Nowhere is this dynamic as clear as in the show’s treatment of Raj. In practically every episode over 10 seasons the other characters make fun of Raj for acting too much like a woman. As you might expect the jokes targeting him for not being manly enough are steeped in a thick layer of homophobia. The humor consistently codes Raj’s more effeminate behaviors and interests as gay, and that’s always the punchline.
Raj is the only one of the four guys who after 230 episodes still doesn’t have a steady girlfriend. All the others have had their long-term partners join the main cast. I don’t think it’s a coincidence that the character most ridiculed for being the most unmanly in a group of men specifically coded to be unmanly, is also the only man of color on the show. As such Raj fits neatly into Hollywood’s long-running tradition of mocking and diminishing the sexuality of asian men.
At times Raj seems comfortable with his softer, more effeminate, version of manhood but the show and the other male characters are not. And they let Raj, and us as the audience, know that there’s something wrong with him for not being manly enough every chance they get.
In her 1995 book “Masculinities,” R.W. Connell lays out the theory that there’s not just one form of masculinity but rather many different forms of manhood that all exist within a hierarchy.
The white heterosexual hypermasculine ideal is at the top of that hierarchy and then all other forms of masculinity are then made subordinate to it. Forms of manhood that are in any way associated with homosexuality or femininity are pushed further down in the hierarchy. This hierarchical structure then creates a social system wherein men are encouraged to compete with other men for status and dominance, even within their own peer-groups and subcultures.
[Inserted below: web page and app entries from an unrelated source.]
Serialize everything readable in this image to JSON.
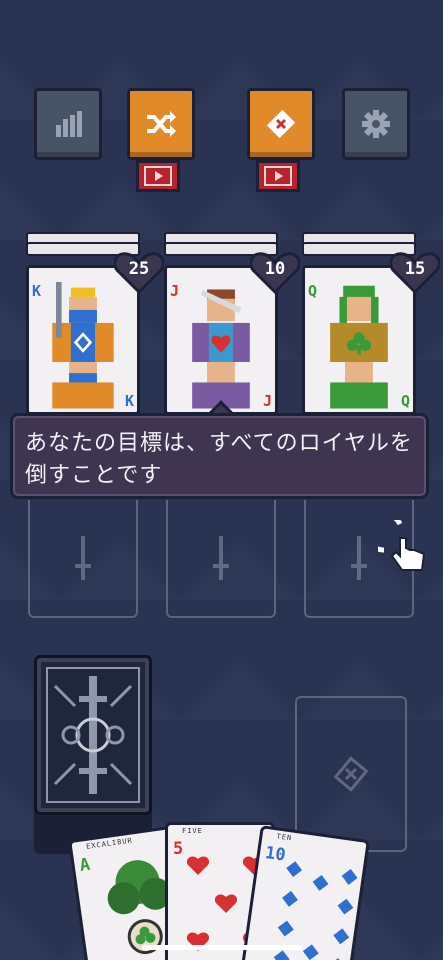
{
  "toolbar": {
    "stats_icon": "bar-chart-icon",
    "shuffle_icon": "shuffle-icon",
    "discard_icon": "card-x-icon",
    "settings_icon": "gear-icon",
    "ad_icon": "video-ad-icon",
    "colors": {
      "grey": "#475468",
      "orange": "#e08a2a",
      "ad_red": "#b8232b"
    }
  },
  "royals": [
    {
      "rank": "K",
      "suit": "diamond",
      "health": "25",
      "color": "#2f6fcf"
    },
    {
      "rank": "J",
      "suit": "heart",
      "health": "10",
      "color": "#d83030"
    },
    {
      "rank": "Q",
      "suit": "club",
      "health": "15",
      "color": "#3a9a3a"
    }
  ],
  "tooltip": {
    "text": "あなたの目標は、すべてのロイヤルを倒すことです"
  },
  "hand": [
    {
      "rank": "A",
      "caption": "EXCALIBUR",
      "suit": "club",
      "color": "#3a9a3a"
    },
    {
      "rank": "5",
      "caption": "FIVE",
      "suit": "heart",
      "color": "#d83030"
    },
    {
      "rank": "10",
      "caption": "TEN",
      "suit": "diamond",
      "color": "#2f6fcf"
    }
  ],
  "icons": {
    "slot": "sword-icon",
    "discard": "discard-pile-icon",
    "hint": "tap-hand-icon"
  }
}
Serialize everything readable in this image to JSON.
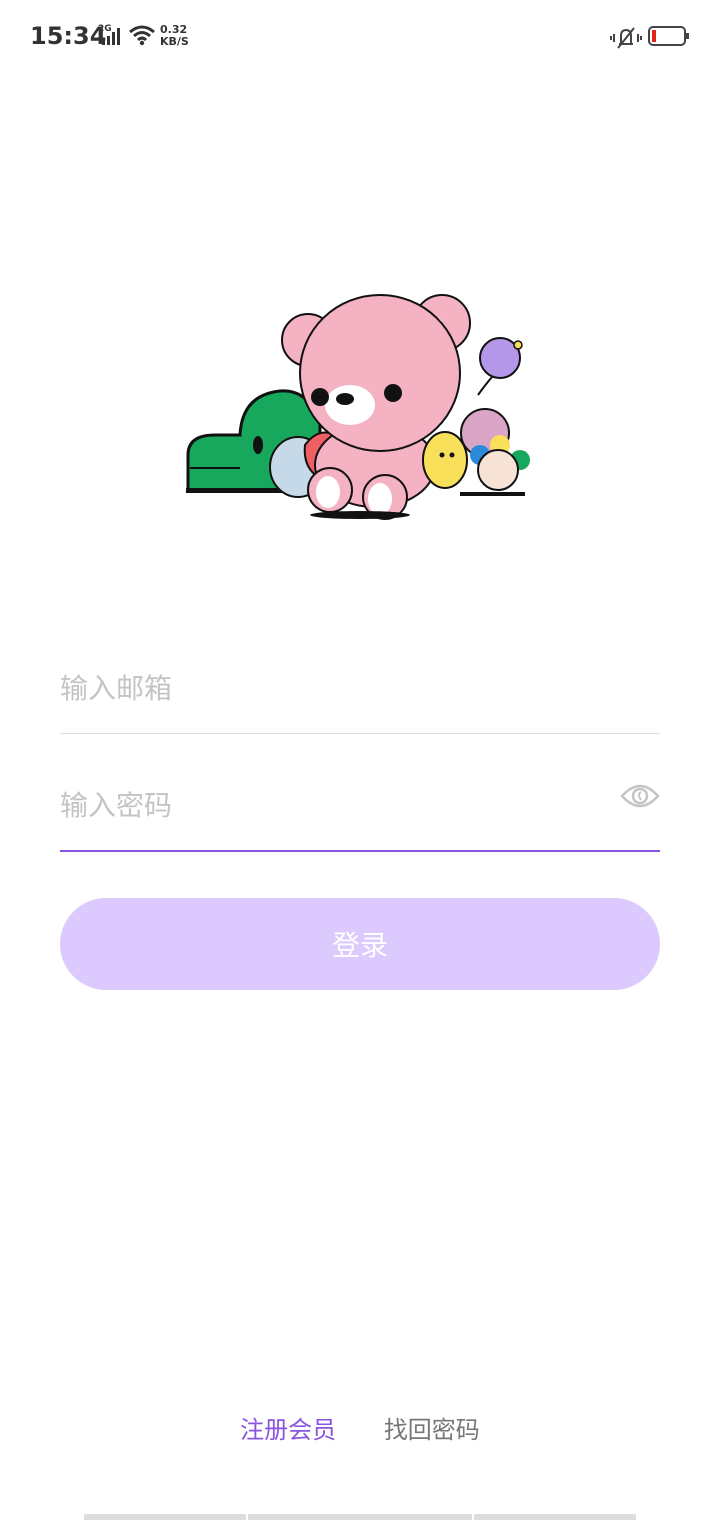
{
  "status_bar": {
    "time": "15:34",
    "network_type": "2G",
    "speed_value": "0.32",
    "speed_unit": "KB/S"
  },
  "form": {
    "email_placeholder": "输入邮箱",
    "password_placeholder": "输入密码",
    "login_label": "登录"
  },
  "links": {
    "register": "注册会员",
    "forgot_password": "找回密码"
  },
  "colors": {
    "accent": "#8a55e0",
    "login_button_disabled": "#dccafe",
    "placeholder": "#c4c4c4"
  },
  "icons": {
    "password_toggle": "eye-icon"
  }
}
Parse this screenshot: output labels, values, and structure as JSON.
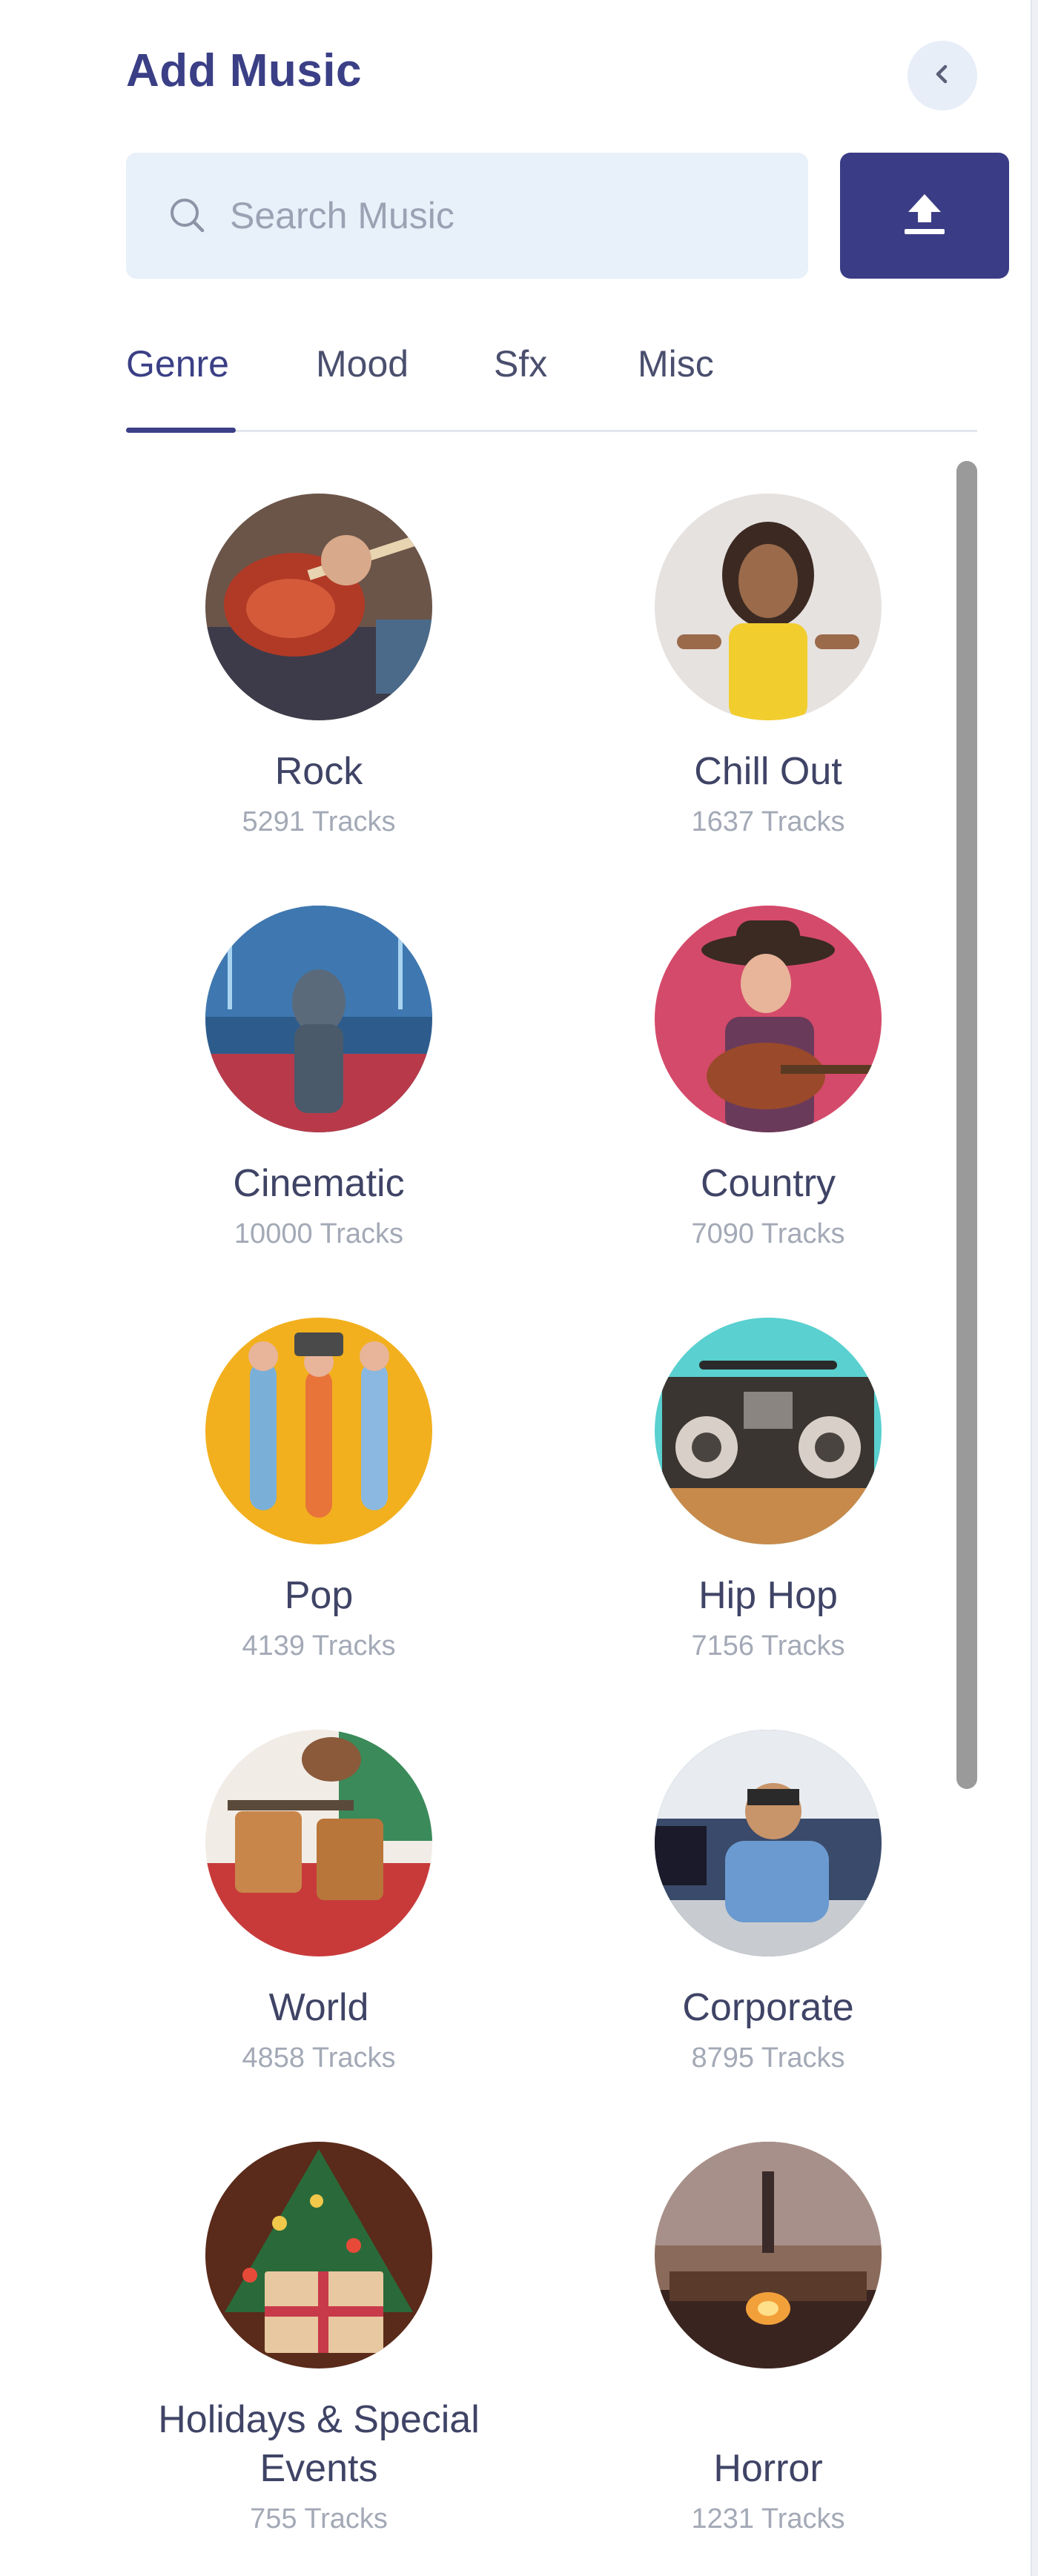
{
  "header": {
    "title": "Add Music"
  },
  "search": {
    "placeholder": "Search Music"
  },
  "tabs": [
    {
      "label": "Genre",
      "active": true
    },
    {
      "label": "Mood",
      "active": false
    },
    {
      "label": "Sfx",
      "active": false
    },
    {
      "label": "Misc",
      "active": false
    }
  ],
  "genres": [
    {
      "name": "Rock",
      "count": "5291 Tracks"
    },
    {
      "name": "Chill Out",
      "count": "1637 Tracks"
    },
    {
      "name": "Cinematic",
      "count": "10000 Tracks"
    },
    {
      "name": "Country",
      "count": "7090 Tracks"
    },
    {
      "name": "Pop",
      "count": "4139 Tracks"
    },
    {
      "name": "Hip Hop",
      "count": "7156 Tracks"
    },
    {
      "name": "World",
      "count": "4858 Tracks"
    },
    {
      "name": "Corporate",
      "count": "8795 Tracks"
    },
    {
      "name": "Holidays & Special Events",
      "count": "755 Tracks"
    },
    {
      "name": "Horror",
      "count": "1231 Tracks"
    }
  ],
  "colors": {
    "accent": "#3a3d85",
    "title": "#3a3f86",
    "search_bg": "#e8f0fa"
  },
  "icons": {
    "collapse": "chevron-left-icon",
    "search": "search-icon",
    "upload": "upload-icon"
  }
}
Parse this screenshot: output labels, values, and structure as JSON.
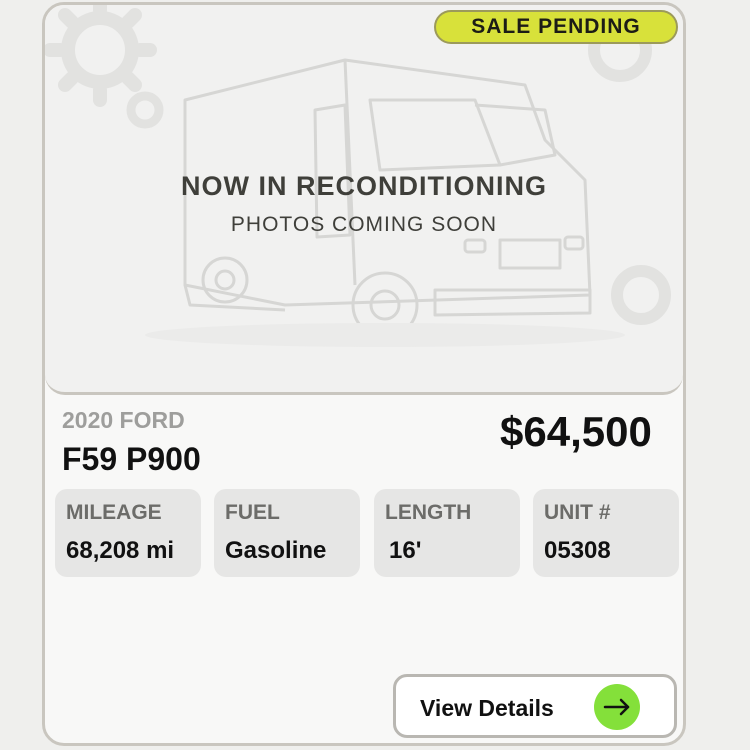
{
  "listing": {
    "badge": "SALE PENDING",
    "photo_title": "NOW IN RECONDITIONING",
    "photo_subtitle": "PHOTOS COMING SOON",
    "year_make": "2020 FORD",
    "model": "F59 P900",
    "price": "$64,500",
    "specs": [
      {
        "label": "MILEAGE",
        "value": "68,208 mi"
      },
      {
        "label": "FUEL",
        "value": "Gasoline"
      },
      {
        "label": "LENGTH",
        "value": "16'"
      },
      {
        "label": "UNIT #",
        "value": "05308"
      }
    ],
    "details_button": "View Details"
  },
  "colors": {
    "badge": "#d8e13a",
    "arrow_button": "#84e03a",
    "card_border": "#c9c6bf"
  },
  "icons": {
    "placeholder_art": "step-van-icon",
    "decoration": "gear-icon",
    "button": "arrow-right-icon"
  }
}
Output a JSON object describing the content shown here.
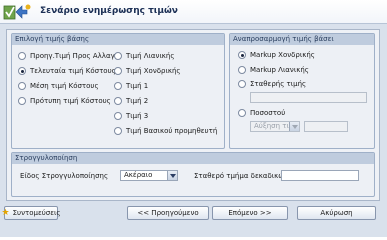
{
  "header": {
    "title": "Σενάριο ενημέρωσης τιμών"
  },
  "base_price_group": {
    "title": "Επιλογή τιμής βάσης",
    "options_left": [
      {
        "label": "Προηγ.Τιμή Προς Αλλαγή",
        "selected": false
      },
      {
        "label": "Τελευταία τιμή Κόστους",
        "selected": true
      },
      {
        "label": "Μέση τιμή Κόστους",
        "selected": false
      },
      {
        "label": "Πρότυπη τιμή Κόστους",
        "selected": false
      }
    ],
    "options_right": [
      {
        "label": "Τιμή Λιανικής",
        "selected": false
      },
      {
        "label": "Τιμή Χονδρικής",
        "selected": false
      },
      {
        "label": "Τιμή 1",
        "selected": false
      },
      {
        "label": "Τιμή 2",
        "selected": false
      },
      {
        "label": "Τιμή 3",
        "selected": false
      },
      {
        "label": "Τιμή Βασικού προμηθευτή",
        "selected": false
      }
    ]
  },
  "recalc_group": {
    "title": "Αναπροσαρμογή τιμής βάσει",
    "options": [
      {
        "label": "Markup Χονδρικής",
        "selected": true
      },
      {
        "label": "Markup Λιανικής",
        "selected": false
      },
      {
        "label": "Σταθερής τιμής",
        "selected": false
      },
      {
        "label": "Ποσοστού",
        "selected": false
      }
    ],
    "fixed_price_value": "",
    "percent_mode": "Αύξηση τι",
    "percent_value": ""
  },
  "rounding_group": {
    "title": "Στρογγυλοποίηση",
    "type_label": "Είδος Στρογγυλοποίησης",
    "type_value": "Ακέραιο",
    "decimals_label": "Σταθερό τμήμα δεκαδικών",
    "decimals_value": ""
  },
  "buttons": {
    "favorites": "Συντομεύσεις",
    "previous": "<< Προηγούμενο",
    "next": "Επόμενο >>",
    "cancel": "Ακύρωση"
  }
}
This is why even men who are bullied for not meeting the hypermasculine ideal often feel that the only way they can be seen as “real men” is by diminishing someone else.
The relationship dynamics between Leonard, Sheldon, Howard, and Raj provides us with a microcosm of how this hierarchy of masculinities works. Practically every aspect of their friendship, from the personal to the professional, revolves around competition. In fact they’re lives are defined by a never ending game of one-upmanship.
On The Big Bang Theory, just like in the real world, women are often leveraged as a symbol of status within groups of male friends. The show consistently frames manhood as something that’s either reaffirmed or diminished by the ability of the guys to score with women.
Whenever any one of the four nerds doesn’t have a girlfriend the others ridiculed him for it. Under the narrow constraints of hypermasculinity the only thing worse than being unable to acquire a woman, is being controlled by one.
The women on the show do occasionally join-in with the ridicule, but the vast majority of the put-downs of nerdy men don’t come from women, they come from other men. There’s an unfortunate tendency in our culture to try to pin the blame for men’s emasculation on women, but most of the time the perpetrators are men who are participating in this competition for dominance. And in so doing they become complicit in the very structures that harm and exclude them.
All of this competitive and anti-feminine behavior is framed by the show as harmless, as good natured fun, as normal and natural and inevitable for men. But the reality is that the social pressures that society places on men to engage in this hypermasculine competition is anything but harmless. It can be dangerous for men and those around them, both in terms of physical health and emotional wellbeing. It makes it difficult, if not impossible, for straight men to be vulnerable and caring with others, which in turn makes it very hard to build close supportive friendships with women, and with other men.
But unlike Leonard, Sheldon, Howard, and Raj who are locked into a perpetual competition by their writers, men in the real world have a choice. We can choose to reject the battle for dominance and instead embrace empathic and supportive forms of manhood.